  5. My very clean Zenit E shows light through the meter window as does the OP's. When the mirror is up, no light seems to leak into the mirror box, so the photographs should be fine.
  6. JJ: I thought so, hope there will be no problem, although this one is in such an imaculate condition that i doubt i'll ever take it out of the display cabinet. Compared to my 1973 "B", build quality seems a little bit worse, including the lens. The knobs seem to be made of plastic instead of metal. By the way, have you ever fitted a mirror bumper (kept calling it "dumper" for some reason) in your Zenit? I feel tempted, but i think it wouldn't let the mirror go all the way up and might interfere with the image.
  7. Unless curtains have holes and leaks should not be any problem.
  8. No holes in the curtain, i checked against bright light, they are light-tight and like new.
  9. On the other hand someone told me that with Kiev-rangefinders there is a problem of light leaking through the counter if a paper shield is unglued and fell off. May be a similar case with Zenit E. Test film should give answers.
  10. Hi, Christos I do have a Zenit E, rather earlier than yours though. It was given to me by a friend who was downsizing his collection, but I've never used it. I did use a Zenit B for several years though, which is basically an unmetered Zenit E. So I carried a Weston Master V around for any of those especially challenging light situations and the combination did a great job. A couple of Zenit E owning friends reckoned that was the better way to go even with a Zenit E, because its selenium meter was really basic, especially for low-light conditions.
    Maybe your later Zenit E has smarter metering? Al I can say is that from looking at pics of later Zenit E models than mine, the selenium area still looks woefully small, so I suspect metering capabilities would be poor in low-light situations. Better get yourself an old-fashioned quality handheld meter,maybe? The venerable Weston Master V is still my favourite tool.
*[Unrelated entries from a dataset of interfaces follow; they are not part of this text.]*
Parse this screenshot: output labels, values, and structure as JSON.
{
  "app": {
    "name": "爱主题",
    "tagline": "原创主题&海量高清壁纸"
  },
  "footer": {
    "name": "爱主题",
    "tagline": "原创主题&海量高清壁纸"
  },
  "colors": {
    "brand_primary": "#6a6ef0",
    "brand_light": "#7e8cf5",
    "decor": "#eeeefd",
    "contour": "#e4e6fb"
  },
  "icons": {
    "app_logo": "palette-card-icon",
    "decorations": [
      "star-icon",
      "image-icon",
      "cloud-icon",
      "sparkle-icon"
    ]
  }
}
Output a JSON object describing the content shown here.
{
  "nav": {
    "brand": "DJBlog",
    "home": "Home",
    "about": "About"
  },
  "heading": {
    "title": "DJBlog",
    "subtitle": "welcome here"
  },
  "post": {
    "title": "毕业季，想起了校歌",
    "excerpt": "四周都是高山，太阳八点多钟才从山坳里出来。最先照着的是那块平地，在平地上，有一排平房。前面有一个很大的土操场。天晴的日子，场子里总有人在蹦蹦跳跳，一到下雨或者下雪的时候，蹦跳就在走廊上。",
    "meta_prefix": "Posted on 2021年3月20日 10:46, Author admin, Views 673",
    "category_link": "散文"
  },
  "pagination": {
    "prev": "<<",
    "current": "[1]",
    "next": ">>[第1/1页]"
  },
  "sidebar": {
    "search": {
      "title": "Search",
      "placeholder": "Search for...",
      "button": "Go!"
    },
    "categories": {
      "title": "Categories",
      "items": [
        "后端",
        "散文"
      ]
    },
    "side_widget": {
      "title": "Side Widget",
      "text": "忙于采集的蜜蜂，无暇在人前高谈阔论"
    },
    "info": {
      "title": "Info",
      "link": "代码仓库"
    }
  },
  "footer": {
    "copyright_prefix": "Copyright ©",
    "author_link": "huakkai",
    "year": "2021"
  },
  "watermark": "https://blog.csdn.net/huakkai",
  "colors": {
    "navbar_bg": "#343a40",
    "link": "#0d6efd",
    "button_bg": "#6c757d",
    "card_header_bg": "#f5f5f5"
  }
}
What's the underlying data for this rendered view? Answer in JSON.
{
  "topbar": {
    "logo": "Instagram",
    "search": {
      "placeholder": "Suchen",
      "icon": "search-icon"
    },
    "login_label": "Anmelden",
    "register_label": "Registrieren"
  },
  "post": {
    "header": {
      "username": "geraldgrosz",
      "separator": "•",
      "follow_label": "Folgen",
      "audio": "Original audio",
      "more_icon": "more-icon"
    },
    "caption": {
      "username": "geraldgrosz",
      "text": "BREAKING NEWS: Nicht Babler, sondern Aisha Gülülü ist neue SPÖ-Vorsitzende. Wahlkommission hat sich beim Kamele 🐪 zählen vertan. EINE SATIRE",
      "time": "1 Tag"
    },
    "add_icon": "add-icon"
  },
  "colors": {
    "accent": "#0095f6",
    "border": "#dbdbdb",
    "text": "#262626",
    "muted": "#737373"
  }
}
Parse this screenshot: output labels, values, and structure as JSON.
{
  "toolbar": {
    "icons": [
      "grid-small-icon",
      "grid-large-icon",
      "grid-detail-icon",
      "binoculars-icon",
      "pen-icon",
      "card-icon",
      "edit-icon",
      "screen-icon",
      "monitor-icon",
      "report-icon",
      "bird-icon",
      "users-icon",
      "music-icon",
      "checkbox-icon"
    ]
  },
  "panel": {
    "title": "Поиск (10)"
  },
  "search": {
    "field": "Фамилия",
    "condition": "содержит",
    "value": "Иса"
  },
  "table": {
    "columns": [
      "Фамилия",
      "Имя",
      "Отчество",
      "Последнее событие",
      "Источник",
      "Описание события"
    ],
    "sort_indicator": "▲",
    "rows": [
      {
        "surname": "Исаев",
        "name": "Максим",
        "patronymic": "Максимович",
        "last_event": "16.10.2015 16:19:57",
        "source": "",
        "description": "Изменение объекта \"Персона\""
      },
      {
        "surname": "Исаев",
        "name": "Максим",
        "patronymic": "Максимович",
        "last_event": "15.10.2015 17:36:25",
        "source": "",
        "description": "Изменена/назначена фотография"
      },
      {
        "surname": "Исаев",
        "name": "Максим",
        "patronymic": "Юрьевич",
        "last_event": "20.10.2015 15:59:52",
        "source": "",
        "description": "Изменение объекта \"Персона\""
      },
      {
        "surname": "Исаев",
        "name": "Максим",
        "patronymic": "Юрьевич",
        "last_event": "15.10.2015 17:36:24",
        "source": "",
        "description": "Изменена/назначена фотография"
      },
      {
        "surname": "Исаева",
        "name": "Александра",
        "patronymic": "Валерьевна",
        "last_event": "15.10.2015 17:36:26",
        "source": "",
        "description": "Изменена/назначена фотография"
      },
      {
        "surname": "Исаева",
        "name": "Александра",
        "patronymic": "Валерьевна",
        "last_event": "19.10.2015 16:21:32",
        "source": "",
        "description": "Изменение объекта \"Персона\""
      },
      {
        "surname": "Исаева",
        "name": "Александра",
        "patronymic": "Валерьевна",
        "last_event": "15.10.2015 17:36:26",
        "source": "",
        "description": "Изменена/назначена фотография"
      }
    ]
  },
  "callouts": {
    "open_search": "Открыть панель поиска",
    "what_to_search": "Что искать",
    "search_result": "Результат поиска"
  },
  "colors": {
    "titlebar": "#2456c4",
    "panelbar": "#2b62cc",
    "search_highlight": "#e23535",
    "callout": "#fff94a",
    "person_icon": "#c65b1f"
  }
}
OK, so it's also selenium -powered but it does have some clever features to increase its sensitivity in poor light. (PN)
  11. PN: Since my last post i ran a test roll through the E and there were no light leaks, it is normal to be able to see the prism from the lightmeter's readout window (NOT the Selenium cell itself). I also have an early B with the industar, a black TTL and a black 12CD(XP), the latter two being the ones i use the most. The TTL has no metering due to battery corrosion, i use my Lunasix or my carry-around Jessop CdS meter. I have never used the Zenits in low light situations, when i go out in the evening i usually carry my OM2 or my Pentax ME, both with standard 1.4 lenses which are more suitable i think, although i don't have anything that is wider than 35mm and faster than 3.5 at the same time, which i think i must correct, you can't fit everything in a 50mm FOV. The metering on the E agrees both with the Lunasix and my digicam's meter, including indoors during daylight. For anything darker than that, i think i'll just go 1/30 and 2.0 and pray! Anyway, it is in such mint condition and i already have another user Helios 44-2 that i doubt it wil ever leave the display cabinet.

Share This Page